● How to complete this task: Please go line by line and repeat the data below exactly, with no images.

● The records:
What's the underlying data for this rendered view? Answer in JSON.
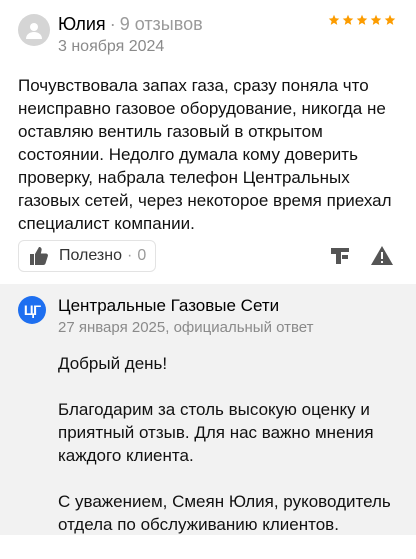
{
  "review": {
    "author": "Юлия",
    "reviews_count": "9 отзывов",
    "date": "3 ноября 2024",
    "rating": 5,
    "text": "Почувствовала запах газа, сразу поняла что неисправно газовое оборудование, никогда не оставляю вентиль газовый в открытом состоянии. Недолго думала кому доверить проверку, набрала телефон Центральных газовых сетей, через некоторое время приехал специалист компании.",
    "useful_label": "Полезно",
    "useful_count": "0",
    "colors": {
      "star": "#fc9c00",
      "icon": "#555555"
    },
    "icons": {
      "avatar": "user-icon",
      "useful": "thumbs-up-icon",
      "share": "share-icon",
      "report": "warning-icon"
    }
  },
  "reply": {
    "logo_text": "ЦГ",
    "company": "Центральные Газовые Сети",
    "date_line": "27 января 2025, официальный ответ",
    "paragraphs": [
      "Добрый день!",
      "Благодарим за столь высокую оценку и приятный отзыв. Для нас важно мнения каждого клиента.",
      "С уважением, Смеян Юлия, руководитель отдела по обслуживанию клиентов."
    ],
    "colors": {
      "logo_bg": "#1e6ff0",
      "background": "#f2f2f2"
    }
  }
}
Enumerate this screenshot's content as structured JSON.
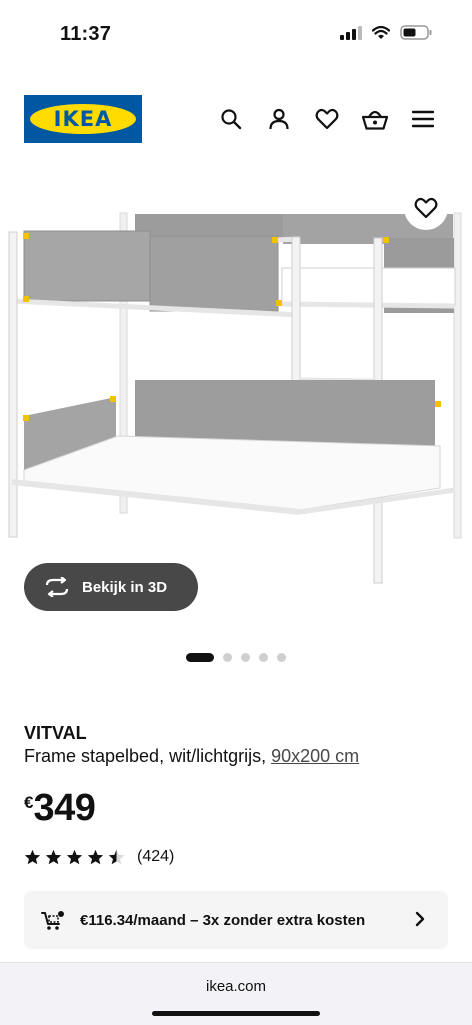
{
  "status_bar": {
    "time": "11:37"
  },
  "header": {
    "logo_text": "IKEA"
  },
  "gallery": {
    "view_3d_label": "Bekijk in 3D",
    "dot_count": 5,
    "active_index": 0
  },
  "product": {
    "name": "VITVAL",
    "description": "Frame stapelbed, wit/lichtgrijs,",
    "size": "90x200 cm",
    "currency": "€",
    "price": "349",
    "rating": 4.5,
    "review_count": "(424)"
  },
  "financing": {
    "text": "€116.34/maand – 3x zonder extra kosten"
  },
  "browser": {
    "url": "ikea.com"
  },
  "colors": {
    "ikea_blue": "#0058a3",
    "ikea_yellow": "#ffdb00",
    "button_dark": "#484848",
    "finance_bg": "#f5f5f5"
  }
}
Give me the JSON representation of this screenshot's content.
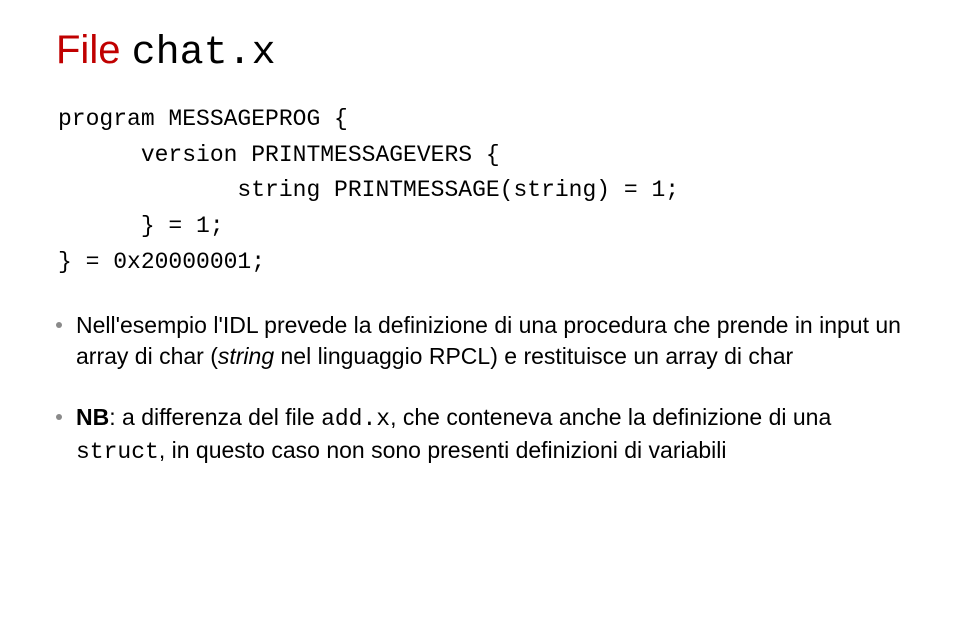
{
  "title": {
    "prefix": "File ",
    "filename": "chat.x"
  },
  "code": "program MESSAGEPROG {\n      version PRINTMESSAGEVERS {\n             string PRINTMESSAGE(string) = 1;\n      } = 1;\n} = 0x20000001;",
  "bullets": [
    {
      "parts": [
        {
          "text": "Nell'esempio l'IDL prevede la definizione di una procedura che prende in input un array di char ("
        },
        {
          "text": "string",
          "style": "italic"
        },
        {
          "text": " nel linguaggio RPCL) e restituisce un array di char"
        }
      ]
    },
    {
      "parts": [
        {
          "text": "NB",
          "style": "bold"
        },
        {
          "text": ": a differenza del file "
        },
        {
          "text": "add.x",
          "style": "mono"
        },
        {
          "text": ", che conteneva anche la definizione di una "
        },
        {
          "text": "struct",
          "style": "mono"
        },
        {
          "text": ", in questo caso non sono presenti definizioni di variabili"
        }
      ]
    }
  ]
}
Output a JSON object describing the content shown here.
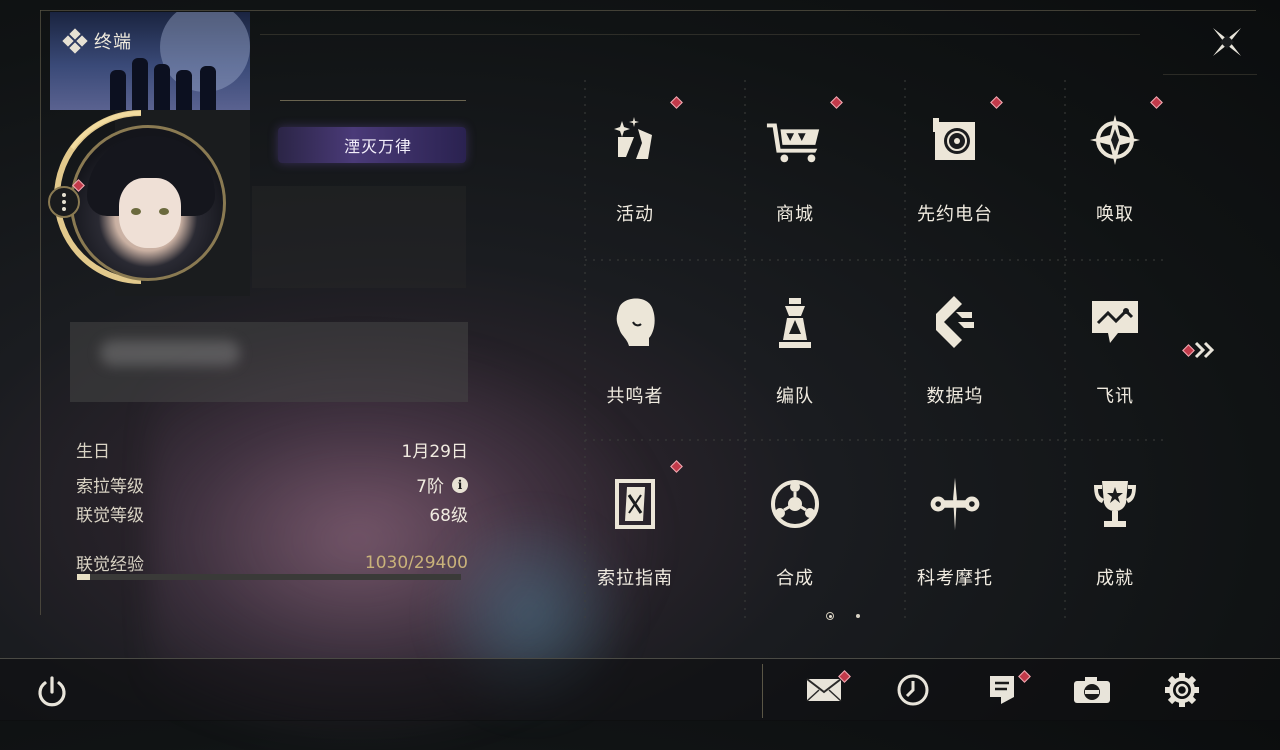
{
  "header": {
    "title": "终端"
  },
  "profile": {
    "title_badge": "湮灭万律",
    "info": [
      {
        "label": "生日",
        "value": "1月29日"
      },
      {
        "label": "索拉等级",
        "value": "7阶"
      },
      {
        "label": "联觉等级",
        "value": "68级"
      }
    ],
    "exp": {
      "label": "联觉经验",
      "value": "1030/29400",
      "fraction": 0.035
    }
  },
  "menu": [
    {
      "label": "活动",
      "icon": "activity-icon",
      "badge": true
    },
    {
      "label": "商城",
      "icon": "shop-icon",
      "badge": true
    },
    {
      "label": "先约电台",
      "icon": "radio-icon",
      "badge": true
    },
    {
      "label": "唤取",
      "icon": "summon-icon",
      "badge": true
    },
    {
      "label": "共鸣者",
      "icon": "resonator-icon",
      "badge": false
    },
    {
      "label": "编队",
      "icon": "team-icon",
      "badge": false
    },
    {
      "label": "数据坞",
      "icon": "data-bank-icon",
      "badge": false
    },
    {
      "label": "飞讯",
      "icon": "message-icon",
      "badge": false
    },
    {
      "label": "索拉指南",
      "icon": "guidebook-icon",
      "badge": true
    },
    {
      "label": "合成",
      "icon": "synthesis-icon",
      "badge": false
    },
    {
      "label": "科考摩托",
      "icon": "motorcycle-icon",
      "badge": false
    },
    {
      "label": "成就",
      "icon": "trophy-icon",
      "badge": false
    }
  ],
  "pager": {
    "current": 1,
    "total": 2
  },
  "bottom_bar": [
    "mail-icon",
    "clock-icon",
    "notice-icon",
    "camera-icon",
    "settings-icon"
  ],
  "colors": {
    "accent_gold": "#8a7a52",
    "badge_red": "#c23a4a",
    "text": "#f0ebe0"
  }
}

● Solved exercise:
What's the underlying data for this rendered view? Answer in JSON.
{
  "review": {
    "author": "Юлия",
    "reviews_count": "9 отзывов",
    "date": "3 ноября 2024",
    "rating": 5,
    "text": "Почувствовала запах газа, сразу поняла что неисправно газовое оборудование, никогда не оставляю вентиль газовый в открытом состоянии. Недолго думала кому доверить проверку, набрала телефон Центральных газовых сетей, через некоторое время приехал специалист компании.",
    "useful_label": "Полезно",
    "useful_count": "0",
    "colors": {
      "star": "#fc9c00",
      "icon": "#555555"
    },
    "icons": {
      "avatar": "user-icon",
      "useful": "thumbs-up-icon",
      "share": "share-icon",
      "report": "warning-icon"
    }
  },
  "reply": {
    "logo_text": "ЦГ",
    "company": "Центральные Газовые Сети",
    "date_line": "27 января 2025, официальный ответ",
    "paragraphs": [
      "Добрый день!",
      "Благодарим за столь высокую оценку и приятный отзыв. Для нас важно мнения каждого клиента.",
      "С уважением, Смеян Юлия, руководитель отдела по обслуживанию клиентов."
    ],
    "colors": {
      "logo_bg": "#1e6ff0",
      "background": "#f2f2f2"
    }
  }
}
Enumerate this screenshot's content as structured JSON.
{
  "status_bar": {
    "time": "11:37"
  },
  "header": {
    "logo_text": "IKEA"
  },
  "gallery": {
    "view_3d_label": "Bekijk in 3D",
    "dot_count": 5,
    "active_index": 0
  },
  "product": {
    "name": "VITVAL",
    "description": "Frame stapelbed, wit/lichtgrijs,",
    "size": "90x200 cm",
    "currency": "€",
    "price": "349",
    "rating": 4.5,
    "review_count": "(424)"
  },
  "financing": {
    "text": "€116.34/maand – 3x zonder extra kosten"
  },
  "browser": {
    "url": "ikea.com"
  },
  "colors": {
    "ikea_blue": "#0058a3",
    "ikea_yellow": "#ffdb00",
    "button_dark": "#484848",
    "finance_bg": "#f5f5f5"
  }
}
Give me the JSON representation of this screenshot's content.
{
  "title": {
    "prefix": "File ",
    "filename": "chat.x"
  },
  "code": "program MESSAGEPROG {\n      version PRINTMESSAGEVERS {\n             string PRINTMESSAGE(string) = 1;\n      } = 1;\n} = 0x20000001;",
  "bullets": [
    {
      "parts": [
        {
          "text": "Nell'esempio l'IDL prevede la definizione di una procedura che prende in input un array di char ("
        },
        {
          "text": "string",
          "style": "italic"
        },
        {
          "text": " nel linguaggio RPCL) e restituisce un array di char"
        }
      ]
    },
    {
      "parts": [
        {
          "text": "NB",
          "style": "bold"
        },
        {
          "text": ": a differenza del file "
        },
        {
          "text": "add.x",
          "style": "mono"
        },
        {
          "text": ", che conteneva anche la definizione di una "
        },
        {
          "text": "struct",
          "style": "mono"
        },
        {
          "text": ", in questo caso non sono presenti definizioni di variabili"
        }
      ]
    }
  ]
}
Output a JSON object describing the content shown here.
{
  "header": {
    "title": "终端"
  },
  "profile": {
    "title_badge": "湮灭万律",
    "info": [
      {
        "label": "生日",
        "value": "1月29日"
      },
      {
        "label": "索拉等级",
        "value": "7阶"
      },
      {
        "label": "联觉等级",
        "value": "68级"
      }
    ],
    "exp": {
      "label": "联觉经验",
      "value": "1030/29400",
      "fraction": 0.035
    }
  },
  "menu": [
    {
      "label": "活动",
      "icon": "activity-icon",
      "badge": true
    },
    {
      "label": "商城",
      "icon": "shop-icon",
      "badge": true
    },
    {
      "label": "先约电台",
      "icon": "radio-icon",
      "badge": true
    },
    {
      "label": "唤取",
      "icon": "summon-icon",
      "badge": true
    },
    {
      "label": "共鸣者",
      "icon": "resonator-icon",
      "badge": false
    },
    {
      "label": "编队",
      "icon": "team-icon",
      "badge": false
    },
    {
      "label": "数据坞",
      "icon": "data-bank-icon",
      "badge": false
    },
    {
      "label": "飞讯",
      "icon": "message-icon",
      "badge": false
    },
    {
      "label": "索拉指南",
      "icon": "guidebook-icon",
      "badge": true
    },
    {
      "label": "合成",
      "icon": "synthesis-icon",
      "badge": false
    },
    {
      "label": "科考摩托",
      "icon": "motorcycle-icon",
      "badge": false
    },
    {
      "label": "成就",
      "icon": "trophy-icon",
      "badge": false
    }
  ],
  "pager": {
    "current": 1,
    "total": 2
  },
  "bottom_bar": [
    "mail-icon",
    "clock-icon",
    "notice-icon",
    "camera-icon",
    "settings-icon"
  ],
  "colors": {
    "accent_gold": "#8a7a52",
    "badge_red": "#c23a4a",
    "text": "#f0ebe0"
  }
}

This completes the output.